The rain cloud caught up to us within 30 minutes. It didn’t look too bad at first, but then thunder and lightning accompanied the storm. Thick clouds filled in making it almost impossible to see. I can’t believe how fast this storm settled in. It didn’t seem like it was in any hurry to leave.
The passage felt slow now. We had to wind around a few more shallow areas that put us a bit off path. And with the weather steadily growing worse, we needed a new plan.
I scanned the charts to see if there was an alternative anchorage for us to wait this out. There is a tiny little cove on the west side, called Cormorant Cay. It didn’t boast much depth of water, but looked to be mostly protected from this weather direction. Plus its only a few miles ahead (instead of another 15). Good enough for us!
Rain poured. Thunder rumbled and lightening lit up the sky. Jake ran out to open the fresh water through-hull, to attempt to collect some fresh water. Meanwhile I steered us into the anchorage just before the worst of the storm dumped on us.

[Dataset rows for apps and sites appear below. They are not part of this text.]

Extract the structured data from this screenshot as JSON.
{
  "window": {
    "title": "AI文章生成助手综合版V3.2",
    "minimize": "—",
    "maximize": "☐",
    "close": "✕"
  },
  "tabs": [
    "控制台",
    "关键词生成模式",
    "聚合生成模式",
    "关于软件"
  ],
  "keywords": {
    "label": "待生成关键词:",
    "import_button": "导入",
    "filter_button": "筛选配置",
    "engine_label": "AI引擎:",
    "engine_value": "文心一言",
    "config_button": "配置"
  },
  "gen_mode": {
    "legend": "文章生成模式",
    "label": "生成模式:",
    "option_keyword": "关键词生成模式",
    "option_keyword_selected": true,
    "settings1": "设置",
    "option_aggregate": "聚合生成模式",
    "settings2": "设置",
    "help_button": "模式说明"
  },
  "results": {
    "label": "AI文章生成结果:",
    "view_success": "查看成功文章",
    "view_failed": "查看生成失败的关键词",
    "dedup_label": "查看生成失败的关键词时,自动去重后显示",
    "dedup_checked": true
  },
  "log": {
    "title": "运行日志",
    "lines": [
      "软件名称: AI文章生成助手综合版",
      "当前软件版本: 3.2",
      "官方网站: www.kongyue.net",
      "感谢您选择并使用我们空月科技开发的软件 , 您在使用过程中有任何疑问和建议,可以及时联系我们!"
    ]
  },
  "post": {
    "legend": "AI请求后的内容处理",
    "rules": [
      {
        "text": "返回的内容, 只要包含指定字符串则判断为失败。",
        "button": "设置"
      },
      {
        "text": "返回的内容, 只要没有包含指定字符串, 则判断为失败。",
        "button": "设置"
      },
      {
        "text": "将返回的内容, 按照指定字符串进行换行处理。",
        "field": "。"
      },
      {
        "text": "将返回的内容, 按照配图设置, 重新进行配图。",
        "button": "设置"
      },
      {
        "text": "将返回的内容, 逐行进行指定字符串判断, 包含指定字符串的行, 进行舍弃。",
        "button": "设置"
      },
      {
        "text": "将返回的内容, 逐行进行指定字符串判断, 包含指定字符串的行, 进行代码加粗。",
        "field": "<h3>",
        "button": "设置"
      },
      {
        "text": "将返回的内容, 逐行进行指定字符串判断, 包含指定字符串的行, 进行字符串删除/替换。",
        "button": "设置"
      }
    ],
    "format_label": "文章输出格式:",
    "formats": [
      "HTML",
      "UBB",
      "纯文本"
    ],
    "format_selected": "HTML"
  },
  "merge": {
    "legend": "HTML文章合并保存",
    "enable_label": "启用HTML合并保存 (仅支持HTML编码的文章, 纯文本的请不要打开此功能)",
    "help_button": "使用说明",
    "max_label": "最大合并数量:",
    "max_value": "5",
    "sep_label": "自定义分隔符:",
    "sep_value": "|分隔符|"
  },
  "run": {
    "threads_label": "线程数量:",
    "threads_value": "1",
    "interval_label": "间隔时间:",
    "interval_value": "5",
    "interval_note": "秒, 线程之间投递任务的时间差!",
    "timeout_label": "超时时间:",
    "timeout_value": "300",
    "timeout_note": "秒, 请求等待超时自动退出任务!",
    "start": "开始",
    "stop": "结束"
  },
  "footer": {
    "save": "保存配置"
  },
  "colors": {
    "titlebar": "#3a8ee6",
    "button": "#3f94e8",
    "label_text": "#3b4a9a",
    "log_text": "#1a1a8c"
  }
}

Jake was soaked within seconds of going back out to drop the anchor (for the second time today). It set without issue and we were sitting pretty. I couldn’t help but marvel at this gorgeous sight. There were little coves and islands dotted all around us great for exploring. The mist in the air gave it a magical quality.
I worked on cleaning the cockpit (and down below) while Jake prepped the water catchment system. The rain subsided but kept falling for another hour without any wind to speak of. It was perfect and we managed to collect 15 gallons of water!

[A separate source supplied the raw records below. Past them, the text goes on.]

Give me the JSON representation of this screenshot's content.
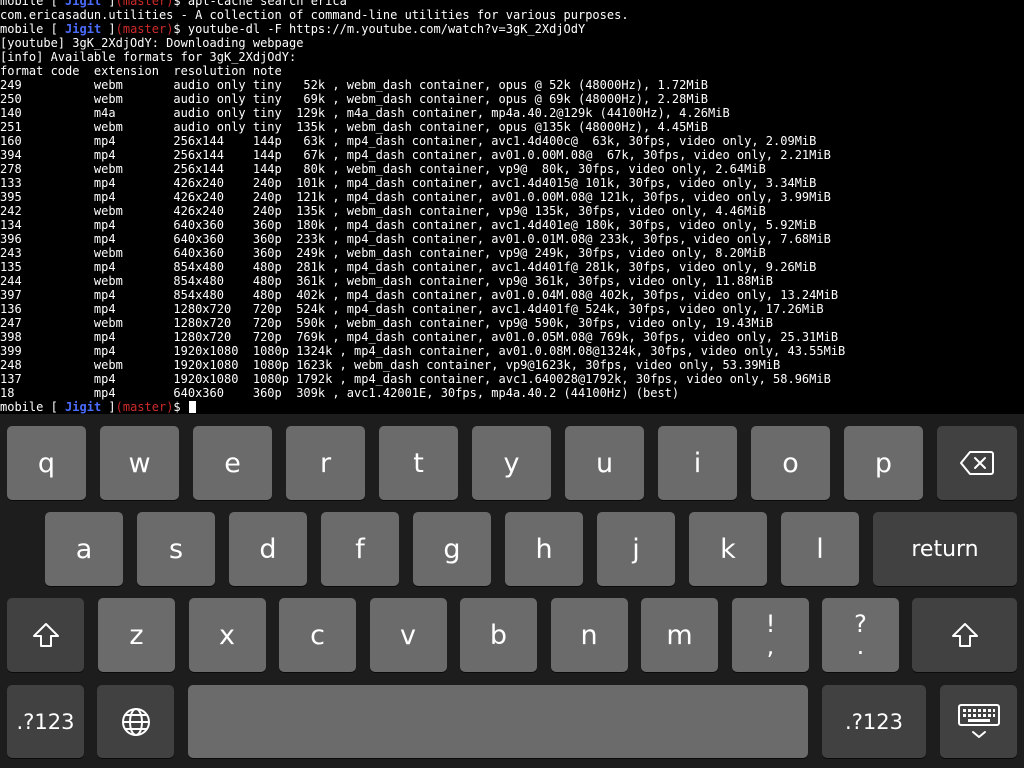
{
  "terminal": {
    "prompt": {
      "user": "mobile",
      "open": " [ ",
      "host": "Jigit",
      "close": " ]",
      "branch": "(master)",
      "symbol": "$ "
    },
    "lines": [
      {
        "type": "prompt",
        "cmd": "apt-cache search erica"
      },
      {
        "type": "out",
        "text": "com.ericasadun.utilities - A collection of command-line utilities for various purposes."
      },
      {
        "type": "prompt",
        "cmd": "youtube-dl -F https://m.youtube.com/watch?v=3gK_2XdjOdY"
      },
      {
        "type": "out",
        "text": "[youtube] 3gK_2XdjOdY: Downloading webpage"
      },
      {
        "type": "out",
        "text": "[info] Available formats for 3gK_2XdjOdY:"
      },
      {
        "type": "out",
        "text": "format code  extension  resolution note"
      },
      {
        "type": "out",
        "text": "249          webm       audio only tiny   52k , webm_dash container, opus @ 52k (48000Hz), 1.72MiB"
      },
      {
        "type": "out",
        "text": "250          webm       audio only tiny   69k , webm_dash container, opus @ 69k (48000Hz), 2.28MiB"
      },
      {
        "type": "out",
        "text": "140          m4a        audio only tiny  129k , m4a_dash container, mp4a.40.2@129k (44100Hz), 4.26MiB"
      },
      {
        "type": "out",
        "text": "251          webm       audio only tiny  135k , webm_dash container, opus @135k (48000Hz), 4.45MiB"
      },
      {
        "type": "out",
        "text": "160          mp4        256x144    144p   63k , mp4_dash container, avc1.4d400c@  63k, 30fps, video only, 2.09MiB"
      },
      {
        "type": "out",
        "text": "394          mp4        256x144    144p   67k , mp4_dash container, av01.0.00M.08@  67k, 30fps, video only, 2.21MiB"
      },
      {
        "type": "out",
        "text": "278          webm       256x144    144p   80k , webm_dash container, vp9@  80k, 30fps, video only, 2.64MiB"
      },
      {
        "type": "out",
        "text": "133          mp4        426x240    240p  101k , mp4_dash container, avc1.4d4015@ 101k, 30fps, video only, 3.34MiB"
      },
      {
        "type": "out",
        "text": "395          mp4        426x240    240p  121k , mp4_dash container, av01.0.00M.08@ 121k, 30fps, video only, 3.99MiB"
      },
      {
        "type": "out",
        "text": "242          webm       426x240    240p  135k , webm_dash container, vp9@ 135k, 30fps, video only, 4.46MiB"
      },
      {
        "type": "out",
        "text": "134          mp4        640x360    360p  180k , mp4_dash container, avc1.4d401e@ 180k, 30fps, video only, 5.92MiB"
      },
      {
        "type": "out",
        "text": "396          mp4        640x360    360p  233k , mp4_dash container, av01.0.01M.08@ 233k, 30fps, video only, 7.68MiB"
      },
      {
        "type": "out",
        "text": "243          webm       640x360    360p  249k , webm_dash container, vp9@ 249k, 30fps, video only, 8.20MiB"
      },
      {
        "type": "out",
        "text": "135          mp4        854x480    480p  281k , mp4_dash container, avc1.4d401f@ 281k, 30fps, video only, 9.26MiB"
      },
      {
        "type": "out",
        "text": "244          webm       854x480    480p  361k , webm_dash container, vp9@ 361k, 30fps, video only, 11.88MiB"
      },
      {
        "type": "out",
        "text": "397          mp4        854x480    480p  402k , mp4_dash container, av01.0.04M.08@ 402k, 30fps, video only, 13.24MiB"
      },
      {
        "type": "out",
        "text": "136          mp4        1280x720   720p  524k , mp4_dash container, avc1.4d401f@ 524k, 30fps, video only, 17.26MiB"
      },
      {
        "type": "out",
        "text": "247          webm       1280x720   720p  590k , webm_dash container, vp9@ 590k, 30fps, video only, 19.43MiB"
      },
      {
        "type": "out",
        "text": "398          mp4        1280x720   720p  769k , mp4_dash container, av01.0.05M.08@ 769k, 30fps, video only, 25.31MiB"
      },
      {
        "type": "out",
        "text": "399          mp4        1920x1080  1080p 1324k , mp4_dash container, av01.0.08M.08@1324k, 30fps, video only, 43.55MiB"
      },
      {
        "type": "out",
        "text": "248          webm       1920x1080  1080p 1623k , webm_dash container, vp9@1623k, 30fps, video only, 53.39MiB"
      },
      {
        "type": "out",
        "text": "137          mp4        1920x1080  1080p 1792k , mp4_dash container, avc1.640028@1792k, 30fps, video only, 58.96MiB"
      },
      {
        "type": "out",
        "text": "18           mp4        640x360    360p  309k , avc1.42001E, 30fps, mp4a.40.2 (44100Hz) (best)"
      },
      {
        "type": "prompt",
        "cmd": "",
        "cursor": true
      }
    ]
  },
  "keyboard": {
    "colors": {
      "background": "#1d1d1d",
      "letter_key": "#6b6b6b",
      "function_key": "#414141",
      "text": "#ffffff"
    },
    "row1": [
      "q",
      "w",
      "e",
      "r",
      "t",
      "y",
      "u",
      "i",
      "o",
      "p"
    ],
    "row2": [
      "a",
      "s",
      "d",
      "f",
      "g",
      "h",
      "j",
      "k",
      "l"
    ],
    "row3": [
      "z",
      "x",
      "c",
      "v",
      "b",
      "n",
      "m"
    ],
    "punct1": {
      "top": "!",
      "bottom": ","
    },
    "punct2": {
      "top": "?",
      "bottom": "."
    },
    "return_label": "return",
    "numbers_label": ".?123",
    "icons": {
      "delete": "delete-icon",
      "shift": "shift-icon",
      "globe": "globe-icon",
      "dismiss": "keyboard-dismiss-icon"
    }
  }
}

It took me awhile to clean and pack the shells. The final tally was 32 sea biscuits (small and large), 4 brain coral, 5 conch shells and 6 black and white sparkly snail shells. Everything was either fossilized, dead or both and polished from the sand and sun. I’m planning to preserve these things and give them away to family and friends as gifts.

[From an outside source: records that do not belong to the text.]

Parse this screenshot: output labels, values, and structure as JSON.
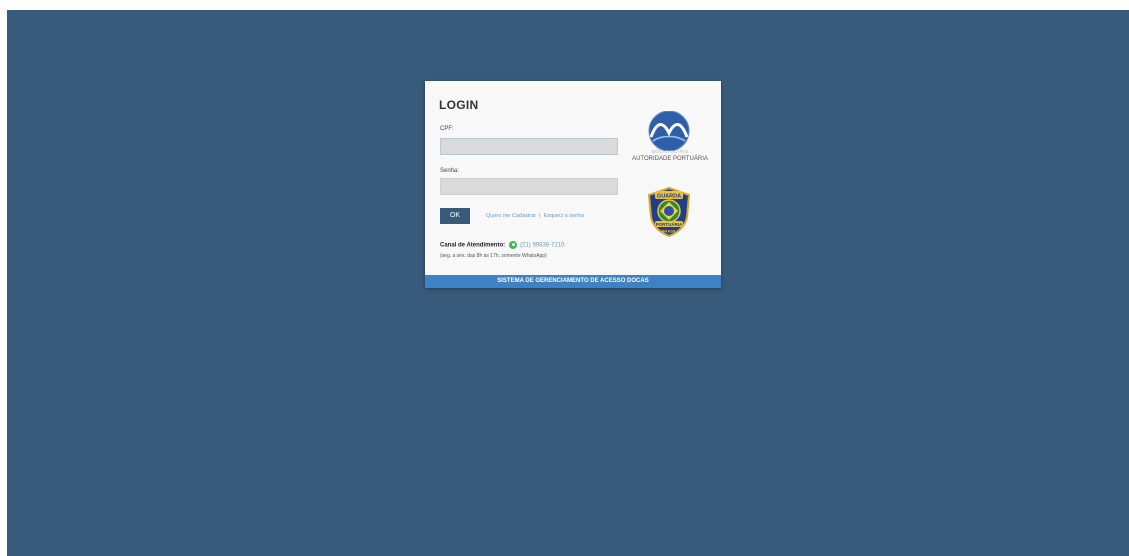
{
  "login": {
    "title": "LOGIN",
    "cpf_label": "CPF:",
    "cpf_value": "",
    "senha_label": "Senha:",
    "senha_value": "",
    "ok_label": "OK",
    "register_link": "Quero me Cadastrar",
    "separator": "|",
    "forgot_link": "Esqueci a senha",
    "canal_label": "Canal de Atendimento:",
    "phone": "(21) 99836-7210",
    "hours": "(seg. a sex. das 8h às 17h, somente WhatsApp)",
    "footer": "SISTEMA DE GERENCIAMENTO DE ACESSO DOCAS"
  },
  "logos": {
    "docas_sub": "DOCAS DO RIO",
    "docas_main": "AUTORIDADE PORTUÁRIA",
    "badge_top": "GUARDA",
    "badge_bottom": "PORTUÁRIA",
    "badge_country": "BRASIL"
  },
  "icons": {
    "whatsapp": "whatsapp-icon"
  },
  "colors": {
    "background": "#385b7c",
    "ok_button": "#385b7c",
    "footer": "#3d82c4",
    "link": "#6a9cc8",
    "whatsapp": "#3cba54"
  }
}
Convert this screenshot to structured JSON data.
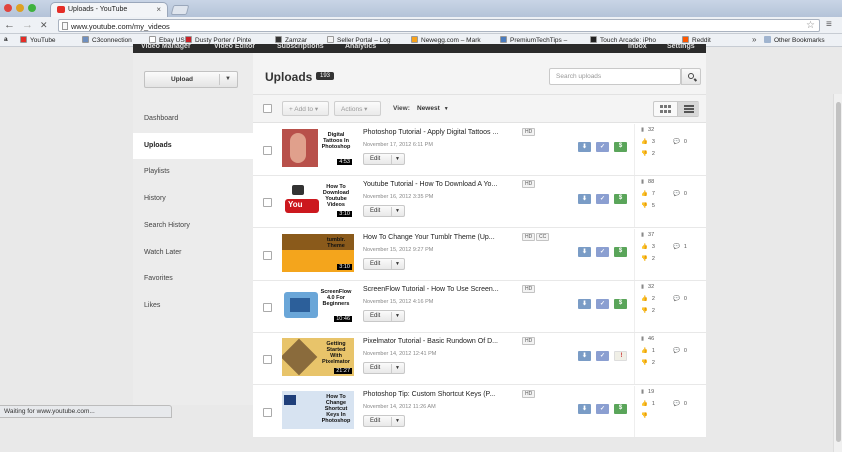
{
  "browser": {
    "tab_title": "Uploads - YouTube",
    "tab_close": "×",
    "url": "www.youtube.com/my_videos",
    "back": "←",
    "forward": "→",
    "reload": "✕",
    "star": "☆",
    "wrench": "≡",
    "bookmarks": [
      {
        "label": "YouTube",
        "color": "#e52d27"
      },
      {
        "label": "C3connection",
        "color": "#6e8fbf"
      },
      {
        "label": "Ebay US",
        "color": "#ffffff"
      },
      {
        "label": "Dusty Porter / Pinte",
        "color": "#cb2027"
      },
      {
        "label": "Zamzar",
        "color": "#333333"
      },
      {
        "label": "Seller Portal – Log",
        "color": "#f3f3f3"
      },
      {
        "label": "Newegg.com – Mark",
        "color": "#f7a21b"
      },
      {
        "label": "PremiumTechTips –",
        "color": "#4a7bbd"
      },
      {
        "label": "Touch Arcade: iPho",
        "color": "#222222"
      },
      {
        "label": "Reddit",
        "color": "#ff5700"
      }
    ],
    "bookmarks_more": "»",
    "other_bookmarks": "Other Bookmarks",
    "status_text": "Waiting for www.youtube.com..."
  },
  "topnav": [
    "Video Manager",
    "Video Editor",
    "Subscriptions",
    "Analytics",
    "Inbox",
    "Settings"
  ],
  "sidebar": {
    "upload_label": "Upload",
    "items": [
      {
        "label": "Dashboard",
        "active": false
      },
      {
        "label": "Uploads",
        "active": true
      },
      {
        "label": "Playlists",
        "active": false
      },
      {
        "label": "History",
        "active": false
      },
      {
        "label": "Search History",
        "active": false
      },
      {
        "label": "Watch Later",
        "active": false
      },
      {
        "label": "Favorites",
        "active": false
      },
      {
        "label": "Likes",
        "active": false
      }
    ]
  },
  "main": {
    "title": "Uploads",
    "count": "193",
    "search_placeholder": "Search uploads",
    "add_to": "+ Add to ▾",
    "actions": "Actions ▾",
    "view_label": "View:",
    "sort": "Newest",
    "edit_label": "Edit",
    "videos": [
      {
        "title": "Photoshop Tutorial - Apply Digital Tattoos ...",
        "date": "November 17, 2012 6:11 PM",
        "duration": "4:53",
        "badges": [
          "HD"
        ],
        "thumb_text": "Digital Tattoos In Photoshop",
        "views": "32",
        "likes": "3",
        "comments": "2",
        "dislikes": "0",
        "icon3": "$",
        "icon3_type": "dol",
        "thumb": "tattoo"
      },
      {
        "title": "Youtube Tutorial - How To Download A Yo...",
        "date": "November 16, 2012 3:35 PM",
        "duration": "3:10",
        "badges": [
          "HD"
        ],
        "thumb_text": "How To Download Youtube Videos",
        "views": "88",
        "likes": "7",
        "comments": "5",
        "dislikes": "0",
        "icon3": "$",
        "icon3_type": "dol",
        "thumb": "youtube"
      },
      {
        "title": "How To Change Your Tumblr Theme (Up...",
        "date": "November 15, 2012 9:27 PM",
        "duration": "3:10",
        "badges": [
          "HD",
          "CC"
        ],
        "thumb_text": "tumblr. Theme",
        "views": "37",
        "likes": "3",
        "comments": "2",
        "dislikes": "1",
        "icon3": "$",
        "icon3_type": "dol",
        "thumb": "tumblr"
      },
      {
        "title": "ScreenFlow Tutorial - How To Use Screen...",
        "date": "November 15, 2012 4:16 PM",
        "duration": "10:46",
        "badges": [
          "HD"
        ],
        "thumb_text": "ScreenFlow 4.0 For Beginners",
        "views": "32",
        "likes": "2",
        "comments": "2",
        "dislikes": "0",
        "icon3": "$",
        "icon3_type": "dol",
        "thumb": "screenflow"
      },
      {
        "title": "Pixelmator Tutorial - Basic Rundown Of D...",
        "date": "November 14, 2012 12:41 PM",
        "duration": "21:27",
        "badges": [
          "HD"
        ],
        "thumb_text": "Getting Started With Pixelmator",
        "views": "46",
        "likes": "1",
        "comments": "2",
        "dislikes": "0",
        "icon3": "!",
        "icon3_type": "ex",
        "thumb": "pixelmator"
      },
      {
        "title": "Photoshop Tip: Custom Shortcut Keys (P...",
        "date": "November 14, 2012 11:26 AM",
        "duration": "",
        "badges": [
          "HD"
        ],
        "thumb_text": "How To Change Shortcut Keys In Photoshop",
        "views": "19",
        "likes": "1",
        "comments": "",
        "dislikes": "0",
        "icon3": "$",
        "icon3_type": "dol",
        "thumb": "shortcut"
      }
    ]
  }
}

Then I decided to take my first long, HOT shower in what felt like forever. Jake whipped up some hot cocoa which tasted awesome and warmed my insides even more. I could have easily curled up and gone to sleep. But for some reason I couldn’t resist the urge to go out and explore this place. Once the rain cleared I took the SUP and paddled to shore with a walkie talkie and my camera. Jake hung back to relax.
The island was so cool. On one side, the Sea of Abaco. The other side is lined with small “lakes” and rivers and winding limestone features, trees, sandy beaches and little inlets. It would be so tempting to paddle all around this place if I had more energy. I decided to hike instead.
This is a popular spot for people to fish, and that was made evident with the homemade fish cleaning station. There were a few camp fire rings. There is also an interesting water hose system adhered to a large tree. Perhaps this is what people use to clean fish with fresh water? It seemed an ingenious rigging system.
Time flew by while I scoured for cool shells or sea critters to witness. There were a lot of tiny snails and other shelled critters that I can’t name that had my attention for awhile. I also met a cute little lizard and saw a few water birds. The sound of nature is music to my ears.
I was brought out of my reverie by the sound of thunder in the distance. I guess its time to head back to the boat, because a huge dark cloud was coming in fast. It took me about 15 minutes to hike back to the SUP and back to Bosco. Just as I closed the gap, a huge flash of lightening crashed overhead. Yikes that was scary!
Both of us were exhausted from the day, but very happy to be in this perfect spot. It was only 5PM and we were ready for bed. But we didn’t give in. Instead I made us a huge pot of homemade ramen with tons of dehydrated veggies, carrots, cabbage, leeks, onions, chicken, spinach, celery and mushrooms. It was so delicious after this soggy day.
Maybe tomorrow we’ll make it to Marsh Harbour?